In the past, innovations occurred over a generation. Your grandfather worked on a farm. Your dad worked in a factory. You work in an office. But now the change is not generational. It's annual. And it's not just the speed that's new, it's who the innovations are affecting. In the past, innovations eliminated the lowest of jobs. Buttons in elevators eliminated the elevator operator. There's no milkman delivering milk anymore to your house. Ever hear of a knocker upper? You'd hire a knocker upper to tap on your window with a pole or to shoot peas at the glass to wake you up? Yeah, that was a real occupation. And that occupation went away in 1847 when the mechanical alarm clock was invented.
But now this new generative AI, it's targeting jobs held by highly paid, college educated professionals, not elevator operators, milkmen and knocker uppers. ChatGPT doesn't threaten dishwashers or car mechanics, but it will ruin the careers of mathematicians, interpreters, web designers and journalists. A study by the University of Pennsylvania says 20% of all workers could see at least half of their jobs affected. Some will have all of their jobs done by AI. Now, this isn't going to happen overnight. ChatGPT isn't yet good enough to replace me. It can recite facts, but it doesn't know when its facts are wrong, and it can't yet offer insights.
And remember when everybody was saying that self-driving cars would eliminate the need for truck drivers? Today, we've got more truck drivers than ever. And the American Trucking Association says we have a shortage of 80,000 drivers. Eventually, yes, AI will take over driving, but not anytime soon.
So what it means is that you're not going to lose your job today, but your job is going to change today. Journalists won't write stories anymore. The chatbots will do that. What the journalists will do is find the story because they know how to ask good questions and they know how to evaluate the answers that they're going to get from the chatbot. Writing itself, though, will no longer be an important skill. Does all this scare you?
I remember the controversy when kids started bringing calculators into math class. Oh, they won't know their multiplication tables. That's what parents all lamented. Well, so what? Instead of wasting time playing with multiplication tables, the kids were able to use their calculators for the mundane task so they could focus their attention on learning trigonometry and calculus. Kids in school today aren't even taught cursive. They are only taught print text because nobody hand writes letters anymore. My nieces and nephews text me their thank you notes. Well, when they do, text me. That's another story. Nobody sends cards in the mail anymore. The only thing you use cursive for is your signature, if even that. So why bother teaching cursive? Why bother teaching multiplication tables when we have calculators? And likewise. Why bother teaching people how to write? Let the bots do the writing. Let us spend our time learning how to evaluate what the bots wrote.

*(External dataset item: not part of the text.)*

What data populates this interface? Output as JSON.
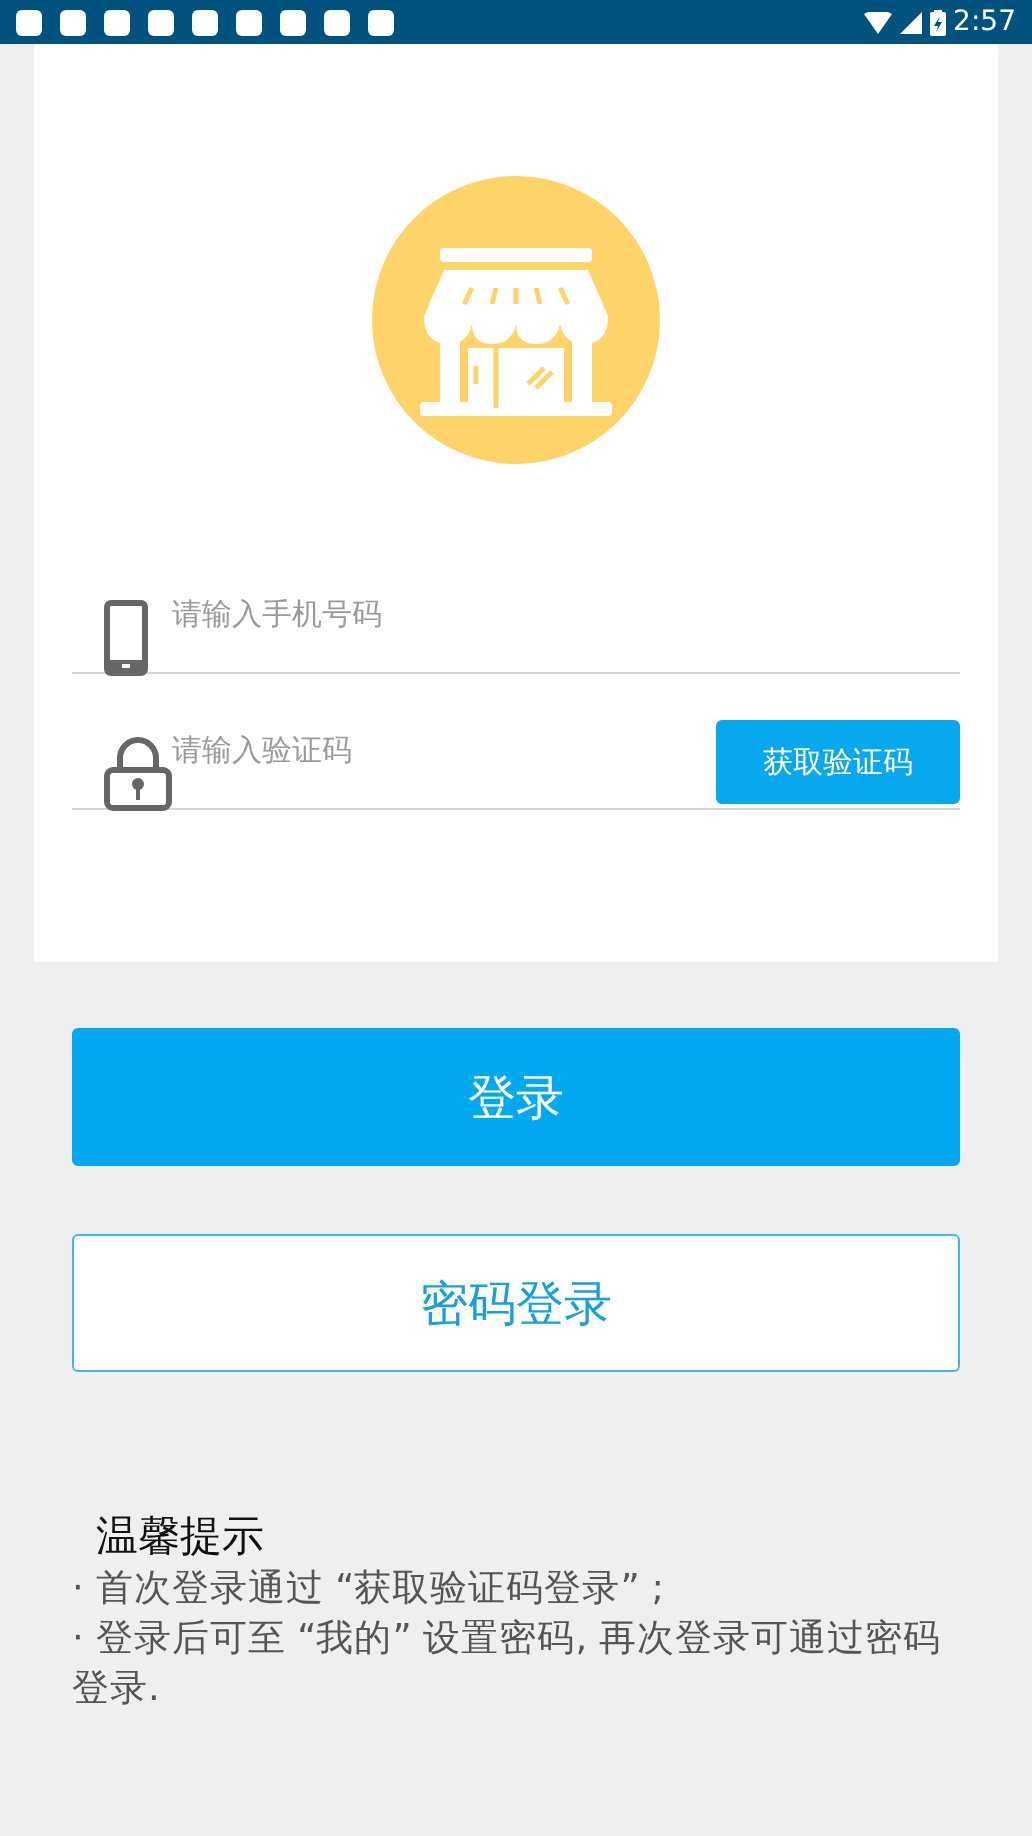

And so the future is here. Your job will not be the same in five years. Your job might not even exist. You'll be out of work. Think about it. ChatGPT is free. The voice cloning of Eleven Labs cost me just $5. The whole thing took just five minutes. You really think your employer is going to keep paying you $100,000 a year to do what tech can do faster, cheaper and better? And ChatGPT never calls in sick, never has a hangover, never sexually harasses other employees, doesn't demand unionization, and doesn't need training or supervision.
If you're smart, you'll learn how to use this tech in your job. You'll become more productive, and that's how you'll be more valuable to your employer. That's how you'll keep your job. And in fact, it's how you'll invent your next job- jobs that today don't yet exist. Or you can be like that knocker upper and wait for unemployment and obsolescence. Your choice. See you tomorrow. Or will I?
And yes, in case you need a hit on the head. Talk to your financial advisor about the Global X AI and Technology ETF, Symbol AIQ and the Global X Robotics and Artificial Intelligence ETF, symbol BOTZ. Or visit GlobalXETFs.com.